What you see: Your green bean looks a little rugged, but doesn’t appear to be rotting.
What it is: Likely damage from the wind.
Eat or toss: Eat! This green bean isn’t picture-perfect, but is edible.
Green beans with a roughed-up look are still edible
When Washington, D.C. reader Katharine was prepping her green beans, she picked this one out because it didn’t look quite right. There were strange bumps, almost in a zipper-like pattern, or, as she put it, “alien markings.”
Fortunately, we’re glad to report that this bean (probably) was not abducted by aliens and then covertly placed in what Katharine reports was otherwise a bag of perfectly normal-looking beans. The bean we’re talking about today most likely contended with a more earthbound force: wind.
“I think that this is an example of what I call wind rub,” Jim Myers, a vegetable breeder and professor at Oregon State University, wrote to me in an email.
“This comes about with a developing pod rubbing on the stem of the plant as the wind shakes the plant. This scars the pod and results in callusing where the rubbing occurs. Unsightly but still edible.”
Since this bean otherwise looked normal, wasn’t generating any strange odors and didn’t have any slimy or squishy areas–signs of rot–we’re calling it simply a little rugged and still perfectly fine to eat.
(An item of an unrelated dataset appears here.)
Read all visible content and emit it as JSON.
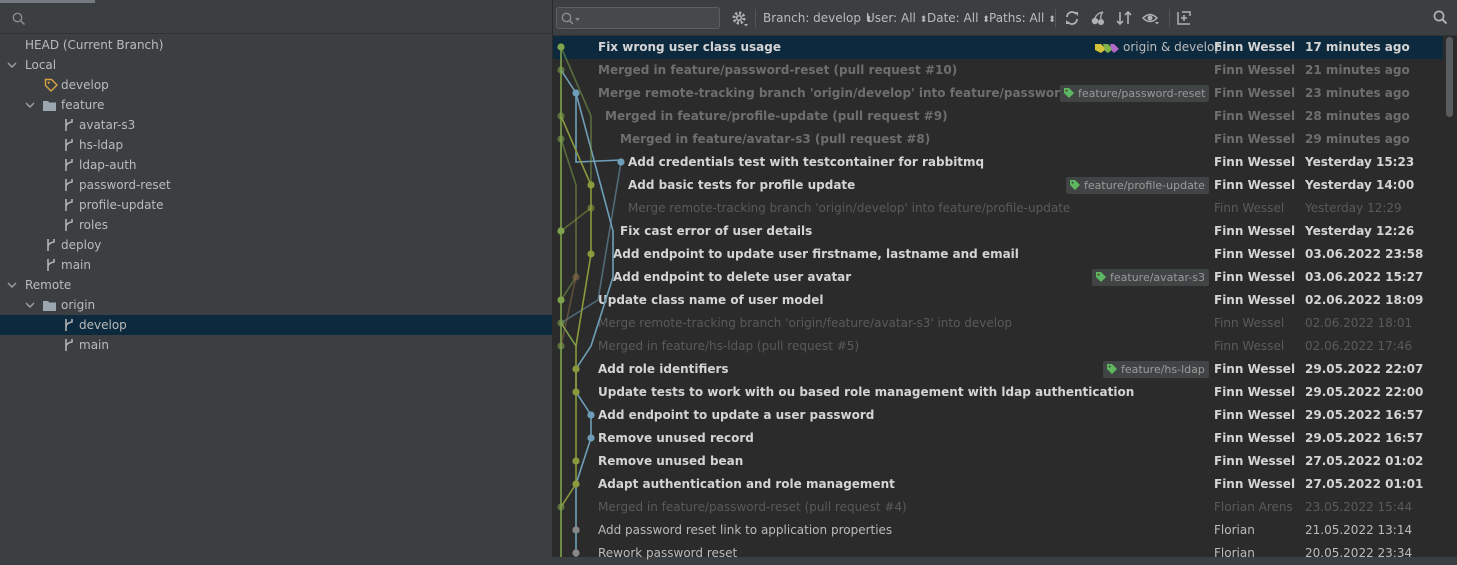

- Jim Myers. Professor, Vegetable Breeder and Professor. Oregon State University. College of Agricultural Sciences. Department of Horticulture.
It’s not easy being bean